"Clearly the greater a person’s self-esteem and self-love, the more disappointment there will be if abilities and performance are not comparable. No one hates himself, but he may hate his circumstances or appearance or lack of ability. The very fact that we dislike our appearance or lament our inability or become upset when people or circumstances cause us pain is proof that we do love ourselves. For if we did not esteem ourselves we should not care, and if we hated ourselves we would be glad when things go against us." Hunt and McMahon (1985)
I remember a client coming to a therapy group that I used to run. This was a young man who, until that day, consistently stated that he hated himself. The other people in the group would nod their heads in understanding, because we’ve all been taught that our problems arise from not loving or esteeming ourselves enough. Well, one day this young man came to group and stated, "I don’t know anyone who doesn’t love himself." The other men and women looked at him like he was nuts, and a couple of them said as much.

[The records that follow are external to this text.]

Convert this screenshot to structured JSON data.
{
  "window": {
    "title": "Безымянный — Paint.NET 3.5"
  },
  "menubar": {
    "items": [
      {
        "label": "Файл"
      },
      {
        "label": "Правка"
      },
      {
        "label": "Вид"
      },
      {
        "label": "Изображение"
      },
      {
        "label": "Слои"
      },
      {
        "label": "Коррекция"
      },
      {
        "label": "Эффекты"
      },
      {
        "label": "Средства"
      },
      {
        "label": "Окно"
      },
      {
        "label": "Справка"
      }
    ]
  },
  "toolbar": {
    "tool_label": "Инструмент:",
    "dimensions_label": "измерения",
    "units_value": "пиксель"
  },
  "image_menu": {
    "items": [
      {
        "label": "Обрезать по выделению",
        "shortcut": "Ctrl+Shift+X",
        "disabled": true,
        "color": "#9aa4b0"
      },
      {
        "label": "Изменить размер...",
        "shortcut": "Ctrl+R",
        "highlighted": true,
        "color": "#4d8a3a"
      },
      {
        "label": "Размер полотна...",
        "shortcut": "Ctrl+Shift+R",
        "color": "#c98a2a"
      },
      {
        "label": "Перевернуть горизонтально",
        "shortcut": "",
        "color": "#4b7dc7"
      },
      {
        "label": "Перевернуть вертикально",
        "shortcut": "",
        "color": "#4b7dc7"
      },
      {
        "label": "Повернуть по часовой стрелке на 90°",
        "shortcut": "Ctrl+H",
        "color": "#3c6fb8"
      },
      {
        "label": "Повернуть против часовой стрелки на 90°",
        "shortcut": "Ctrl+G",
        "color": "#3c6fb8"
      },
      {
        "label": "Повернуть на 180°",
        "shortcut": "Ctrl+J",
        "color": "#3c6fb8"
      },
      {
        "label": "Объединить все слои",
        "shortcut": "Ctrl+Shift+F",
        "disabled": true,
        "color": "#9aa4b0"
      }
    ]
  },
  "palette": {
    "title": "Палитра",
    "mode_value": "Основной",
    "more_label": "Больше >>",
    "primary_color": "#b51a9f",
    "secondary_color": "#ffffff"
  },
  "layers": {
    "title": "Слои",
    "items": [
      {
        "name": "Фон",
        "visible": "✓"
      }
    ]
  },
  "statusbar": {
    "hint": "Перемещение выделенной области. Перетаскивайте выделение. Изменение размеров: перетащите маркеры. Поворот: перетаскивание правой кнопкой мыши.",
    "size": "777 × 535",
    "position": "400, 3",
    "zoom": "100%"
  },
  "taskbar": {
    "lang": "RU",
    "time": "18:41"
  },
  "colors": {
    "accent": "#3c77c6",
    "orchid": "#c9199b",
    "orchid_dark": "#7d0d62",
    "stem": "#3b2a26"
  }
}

But this very insightful person asked the legitimate question, "If I hated myself, or even disliked myself, what am I doing here, trying to make my life better?" As we continued to process this issue, the people in the group, with a high degree of self-honesty, began to discover things like, "If I disliked someone and his wife left him, I’d think, right on! The jerk deserves it. But when my wife left me I was devastated." And, "If I thought little of, or looked down on someone and she lost her job, I’d silently think to myself, good. I’m glad. But when I lost my job I felt like I was really treated unfairly, that I deserved better."
Of course some brought up the point that, people who harm themselves physically are proof positive that true self-hate exists. However if you explore the "whys" with people who have burned or cut, or gouged themselves, you will consistently find that they were (1) trying to distract themselves from emotional pain, or (2) find release from worry, or (3) find a sense of freedom from control, or (4) they derive a sense of pleasure from self-inflicted pain. It lets them know they’re alive.
This drive for happiness, or relief from emotional pain is present in every behaviour from eating your favourite cereal, to going to or, staying home from the movies, and yes even slashing your arms or drinking too much.
"Out of self-love we not only do good things, but all sorts of injurious things to ourselves and to others: We commit adultery, we lie, we steal, we eat too much, and even commit suicide" (Adams, 1986).
Blaise Pascal, one of the greatest thinkers of all time once said,
"All people seek happiness. This is without exception. Whatever different means they employ, they all tend to this end. The cause of some going to war, and of others avoiding it is the same desire in both, attended with a different view. The will never takes the least step but to this object. This is the motive of every action of every person, even of those who hang themselves."
Regardless of what happens to us, our core of self-love (self-protection) remains firmly intact. When challenged by abuse, or neglect, or rejection, the fundamental characteristic of self-protection will react. When challenged vigorously it will react dramatically, either aggressively or passively. Whether consciously, or subconsciously, we choose our behaviours in an effort to protect ourselves, because we love ourselves. I can think of no exceptions.
While trying to understand this concept, one person argued that he thought so little of himself as a teenager, that he would cross the street to avoid talking to some of the popular kids if he saw them coming. That sounds like a genuine case of low self-esteem. However the reason he crossed the street was to protect himself from possible or expected embarrassment. You do that for someone that you love, not for someone you dislike or hold in low esteem. And you sure don't do it for someone that you hate.
The fact is, it is just not human nature to protect those we dislike or especially those we hate. We always, always, always do those things that we believe, will protect us, because we love ourselves. That is why the statement, "I hate or I dislike myself," should be changed to a more accurate, "I hate or dislike what I do." And thank God for that, because we can change what we do." As well, the statement, "I don’t love myself" should be changed to, "I have never learned how to love myself in a way that doesn’t make my life worse than it already is."